Monday, September 27, 2010

New Rules for Communications Chapter 10 – News Releases

In the “old days” press releases were for the press. An organization sent a press release to every newspaper, TV, or radio station they could and hoped that one of more would print a story. Many years ago I asked a magazine editor why some of the articles in his computer publication looked like carefully researched articles and some looked like “warmed over” press releases. He said because some “articles” were supplied by the organizations and were just press releases. When I wanted to raise public awareness for an issue at my children's school I supplied most of the text for a reporter. The ideas were mine, but the public thought the reporter wrote the article.

This is an older way of using press releases. In the financial markets screens display news feeds all day long. The screens sometimes display releases directly from the companies involved without editing from a reporter or editor. If Boeing got a large order of airplanes or IBM made a new discovery, they would put the news on the wire. Traders seeing the news react sometimes based on this news. That is why the financial summaries on the evening news report rises or falls of stock prices based on news events. Data bases within Factivia and LexusNexis give professionals and library users access to this news feeds. (These data bases are usually available in businesses and large university libraries. They are not available in the Chicago Public Library or the college where I work.) Listservs, direct e-mail, and groups send news releases to their members or users. Not everyone [1] in the PR business agrees that direct contact with the consumer is the best idea. I am of the opinion that PR people in the library should use any method, media, or technology to spread their message.

In business many people say that one must innovate to stave off the boredom. I don’t entirely agree. Within the library we must revise and grown on the established while we are seeking new ways to attract and encourage new users of our resources. The press release should be one of the ways we communicate not just with the press but with all interested or potential users.

A press release is an announcement to the public. It is not an opinion or explanation of how to use a library resource. There may be a semantic argument with the PR professionals. If sent to the “media or press” the item should be aimed at the “press.” If aimed at the consumer or public, it is “news.” For that reason we should be talking about “news releases.” Announcements or news releases may be made for the mundane or the special. For example at the beginning of the school year the library could announce the library hours. This is mundane, but important for everyone to know so that they can come only when the library is open. An announcement about a special award for a librarian is special and interesting, but not very important in the everyday use of the library.

New releases are written with the same style and language as a newspaper article. They should start with a catchy headline and indicate something about the content. The tone should be informative, direct and non-opinionated. Write in the language of the intended readers. Obviously if audience is children or teenagers, write at their level of understanding. The news release is more of a one-way information flow than other forms of information that are meant to be exchanges. Remember that once on the Web search engines will find your words.

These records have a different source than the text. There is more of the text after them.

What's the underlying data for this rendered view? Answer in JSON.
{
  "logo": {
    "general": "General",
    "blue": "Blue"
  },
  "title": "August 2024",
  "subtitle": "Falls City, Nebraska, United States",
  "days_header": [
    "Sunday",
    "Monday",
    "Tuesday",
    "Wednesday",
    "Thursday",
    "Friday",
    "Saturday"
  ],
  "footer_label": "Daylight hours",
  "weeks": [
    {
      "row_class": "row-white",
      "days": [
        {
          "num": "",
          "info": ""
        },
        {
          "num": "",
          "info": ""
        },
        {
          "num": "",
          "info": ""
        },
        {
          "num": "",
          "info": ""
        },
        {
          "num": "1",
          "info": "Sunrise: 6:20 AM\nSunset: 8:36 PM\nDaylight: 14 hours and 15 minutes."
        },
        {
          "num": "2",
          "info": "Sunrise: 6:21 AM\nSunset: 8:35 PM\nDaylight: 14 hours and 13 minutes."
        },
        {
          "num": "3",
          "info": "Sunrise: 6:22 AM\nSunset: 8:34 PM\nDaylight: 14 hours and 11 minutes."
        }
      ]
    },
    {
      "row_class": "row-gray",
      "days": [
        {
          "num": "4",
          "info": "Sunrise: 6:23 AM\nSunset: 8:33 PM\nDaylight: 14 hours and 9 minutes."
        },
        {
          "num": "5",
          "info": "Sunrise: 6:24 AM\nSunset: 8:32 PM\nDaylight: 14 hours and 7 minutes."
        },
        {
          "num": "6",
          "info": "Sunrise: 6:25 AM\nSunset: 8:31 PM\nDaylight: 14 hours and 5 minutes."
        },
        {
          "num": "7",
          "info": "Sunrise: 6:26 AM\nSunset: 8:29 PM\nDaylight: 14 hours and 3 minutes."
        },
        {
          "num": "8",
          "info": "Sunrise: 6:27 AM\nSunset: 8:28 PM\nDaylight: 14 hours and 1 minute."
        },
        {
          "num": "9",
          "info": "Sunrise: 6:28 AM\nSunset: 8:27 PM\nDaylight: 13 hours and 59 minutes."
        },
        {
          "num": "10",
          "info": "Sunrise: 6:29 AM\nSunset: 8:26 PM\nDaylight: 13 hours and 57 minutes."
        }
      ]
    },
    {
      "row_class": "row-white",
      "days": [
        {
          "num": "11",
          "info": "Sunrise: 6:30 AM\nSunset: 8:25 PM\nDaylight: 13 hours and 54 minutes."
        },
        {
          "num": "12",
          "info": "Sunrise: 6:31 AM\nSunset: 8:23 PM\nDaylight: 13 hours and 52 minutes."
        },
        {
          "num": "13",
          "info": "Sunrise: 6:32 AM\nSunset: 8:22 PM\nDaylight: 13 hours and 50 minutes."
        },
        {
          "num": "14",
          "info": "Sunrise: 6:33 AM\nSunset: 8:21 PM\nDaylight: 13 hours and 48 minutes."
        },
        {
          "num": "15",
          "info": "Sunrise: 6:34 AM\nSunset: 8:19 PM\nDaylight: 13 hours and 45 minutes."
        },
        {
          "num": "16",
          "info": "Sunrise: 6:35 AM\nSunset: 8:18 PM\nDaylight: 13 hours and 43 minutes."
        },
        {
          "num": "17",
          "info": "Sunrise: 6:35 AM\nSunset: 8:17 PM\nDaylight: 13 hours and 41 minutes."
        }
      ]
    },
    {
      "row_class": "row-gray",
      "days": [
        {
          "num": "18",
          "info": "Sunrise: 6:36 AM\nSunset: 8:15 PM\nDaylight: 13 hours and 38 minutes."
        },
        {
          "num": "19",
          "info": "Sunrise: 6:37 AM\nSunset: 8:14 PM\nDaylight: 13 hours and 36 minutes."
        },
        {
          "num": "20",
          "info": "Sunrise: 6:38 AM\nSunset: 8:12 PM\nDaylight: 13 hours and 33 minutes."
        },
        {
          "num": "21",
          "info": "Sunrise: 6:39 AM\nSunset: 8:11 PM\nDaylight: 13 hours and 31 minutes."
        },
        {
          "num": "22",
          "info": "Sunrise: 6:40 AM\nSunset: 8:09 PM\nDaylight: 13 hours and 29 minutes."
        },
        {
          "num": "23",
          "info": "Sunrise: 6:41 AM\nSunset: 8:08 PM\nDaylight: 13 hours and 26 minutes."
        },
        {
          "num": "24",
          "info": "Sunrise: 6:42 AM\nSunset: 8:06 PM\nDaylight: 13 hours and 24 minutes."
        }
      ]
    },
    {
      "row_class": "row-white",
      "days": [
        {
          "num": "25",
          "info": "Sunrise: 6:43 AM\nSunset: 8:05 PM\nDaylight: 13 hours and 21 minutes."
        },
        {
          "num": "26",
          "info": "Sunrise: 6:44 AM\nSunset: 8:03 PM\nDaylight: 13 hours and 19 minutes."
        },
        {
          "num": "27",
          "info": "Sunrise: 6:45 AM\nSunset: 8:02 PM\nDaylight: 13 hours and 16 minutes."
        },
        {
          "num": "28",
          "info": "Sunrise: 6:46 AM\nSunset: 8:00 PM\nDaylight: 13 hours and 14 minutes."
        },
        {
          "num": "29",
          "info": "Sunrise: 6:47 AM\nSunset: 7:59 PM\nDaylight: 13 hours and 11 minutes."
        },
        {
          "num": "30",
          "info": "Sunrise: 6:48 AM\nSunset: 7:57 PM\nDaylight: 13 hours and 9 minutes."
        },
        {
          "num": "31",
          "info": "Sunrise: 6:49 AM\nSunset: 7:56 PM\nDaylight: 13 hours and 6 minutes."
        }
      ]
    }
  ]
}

Rules for News Releases
1. Don’t just send news for “big” events. Find good reasons to send regular news. New releases are for single topics that can’t wait for a full newsletter treatment.
2. Target your users, readers, and stakeholders. Don’t be concerned with the media.
3. Since the releases will be on the Web, include keywords that users with search engines are likely to use.
4. Include something compelling that will encourage comments or visits to the library.
5. Add tags for social media for additional exposure.
6. Make the length appropriate for the message. If more information is required, drive them to your web site, blog, podcast, or encourage a library visit. This is a news release not a summary report.
7. Make a separate section on your web site to gather new releases for future consultation.

Tell people what you want them to know about your library, your programs and your people. News releases do not always need to be cold and bland. Sometimes there is room for humor.

[1] Steve Rubel in his blog article, “Direct-to-Consumer Press Releases Suck” ( January 19, 2006 disagrees with David Scott. Rubel says, “I feel strongly that fluffy press releases that are not for the press are bogus. I am adamant that we should not be spamming the press releases wires. ... Put your energy into launching blogs and engaging in direct-to-consumer conversations.”

No comments: